● **What you are asked to do**: Below are records. Copy every line with "Appraisal" in it.

● **Data for this exercise**:

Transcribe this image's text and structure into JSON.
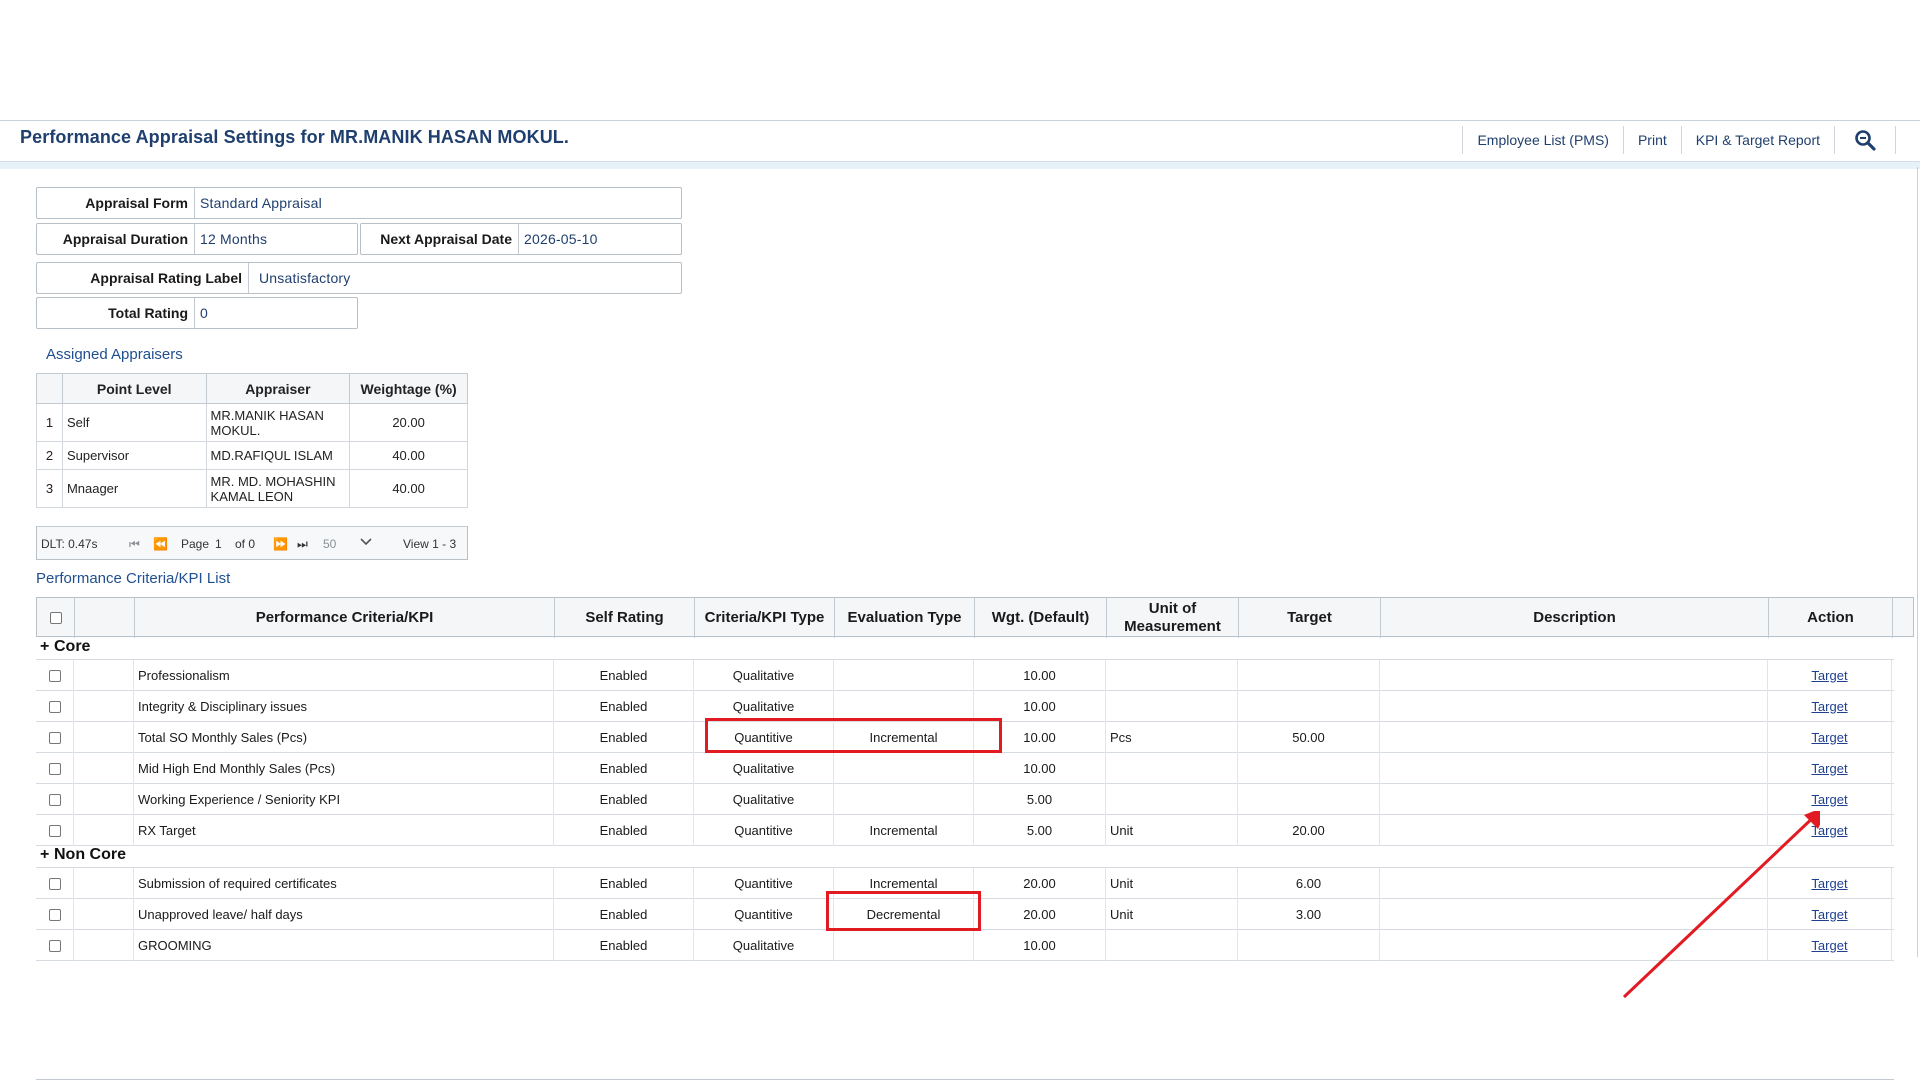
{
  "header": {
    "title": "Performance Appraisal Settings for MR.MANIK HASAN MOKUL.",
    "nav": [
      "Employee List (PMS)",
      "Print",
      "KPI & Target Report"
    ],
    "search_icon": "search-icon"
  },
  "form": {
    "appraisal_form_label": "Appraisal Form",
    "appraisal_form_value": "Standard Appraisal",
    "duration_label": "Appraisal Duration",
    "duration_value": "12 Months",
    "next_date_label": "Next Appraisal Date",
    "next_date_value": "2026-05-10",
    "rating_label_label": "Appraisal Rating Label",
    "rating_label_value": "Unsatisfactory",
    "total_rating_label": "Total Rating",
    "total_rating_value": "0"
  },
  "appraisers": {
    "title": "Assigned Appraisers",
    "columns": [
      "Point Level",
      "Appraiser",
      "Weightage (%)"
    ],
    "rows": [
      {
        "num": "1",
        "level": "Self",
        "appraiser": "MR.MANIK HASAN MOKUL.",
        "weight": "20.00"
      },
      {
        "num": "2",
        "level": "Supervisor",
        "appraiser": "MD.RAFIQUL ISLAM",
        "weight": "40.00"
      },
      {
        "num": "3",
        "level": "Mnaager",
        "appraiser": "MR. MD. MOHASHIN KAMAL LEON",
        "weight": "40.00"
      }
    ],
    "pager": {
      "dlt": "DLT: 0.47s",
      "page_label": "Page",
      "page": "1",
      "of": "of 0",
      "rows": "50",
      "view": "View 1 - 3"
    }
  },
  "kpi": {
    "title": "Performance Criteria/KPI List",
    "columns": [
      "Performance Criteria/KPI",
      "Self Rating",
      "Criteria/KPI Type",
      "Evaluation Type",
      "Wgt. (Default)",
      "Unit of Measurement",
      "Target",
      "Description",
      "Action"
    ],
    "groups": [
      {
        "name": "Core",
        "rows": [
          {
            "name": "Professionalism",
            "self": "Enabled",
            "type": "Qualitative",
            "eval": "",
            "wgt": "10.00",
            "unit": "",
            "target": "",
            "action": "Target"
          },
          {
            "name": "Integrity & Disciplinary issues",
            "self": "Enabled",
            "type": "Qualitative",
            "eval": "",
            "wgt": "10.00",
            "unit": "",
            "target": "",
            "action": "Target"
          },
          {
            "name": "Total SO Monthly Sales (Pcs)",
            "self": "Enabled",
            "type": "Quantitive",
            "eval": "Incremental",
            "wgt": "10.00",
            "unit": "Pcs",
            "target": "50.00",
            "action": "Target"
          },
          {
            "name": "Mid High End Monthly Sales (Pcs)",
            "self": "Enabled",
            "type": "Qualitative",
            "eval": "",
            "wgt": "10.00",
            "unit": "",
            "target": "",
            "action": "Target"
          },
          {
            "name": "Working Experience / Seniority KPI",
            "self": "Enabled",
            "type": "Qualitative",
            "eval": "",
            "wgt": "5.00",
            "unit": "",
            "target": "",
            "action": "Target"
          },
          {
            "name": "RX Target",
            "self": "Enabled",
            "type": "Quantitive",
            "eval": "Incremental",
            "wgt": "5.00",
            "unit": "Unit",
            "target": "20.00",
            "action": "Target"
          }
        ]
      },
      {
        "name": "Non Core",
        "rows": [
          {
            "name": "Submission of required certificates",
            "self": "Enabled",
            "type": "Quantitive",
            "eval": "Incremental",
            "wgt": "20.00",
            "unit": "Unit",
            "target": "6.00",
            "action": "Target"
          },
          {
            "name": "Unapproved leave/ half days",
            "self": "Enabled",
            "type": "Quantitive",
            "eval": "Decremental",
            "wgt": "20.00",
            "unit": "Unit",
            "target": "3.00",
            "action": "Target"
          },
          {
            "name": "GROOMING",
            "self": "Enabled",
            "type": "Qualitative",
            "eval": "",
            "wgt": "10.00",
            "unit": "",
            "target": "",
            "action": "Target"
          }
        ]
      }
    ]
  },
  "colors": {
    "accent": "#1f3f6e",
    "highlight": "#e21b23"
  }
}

● **Your response**:
    "title": "Performance Appraisal Settings for MR.MANIK HASAN MOKUL.",
    "appraisal_form_label": "Appraisal Form",
    "appraisal_form_value": "Standard Appraisal",
    "duration_label": "Appraisal Duration",
    "next_date_label": "Next Appraisal Date",
    "rating_label_label": "Appraisal Rating Label",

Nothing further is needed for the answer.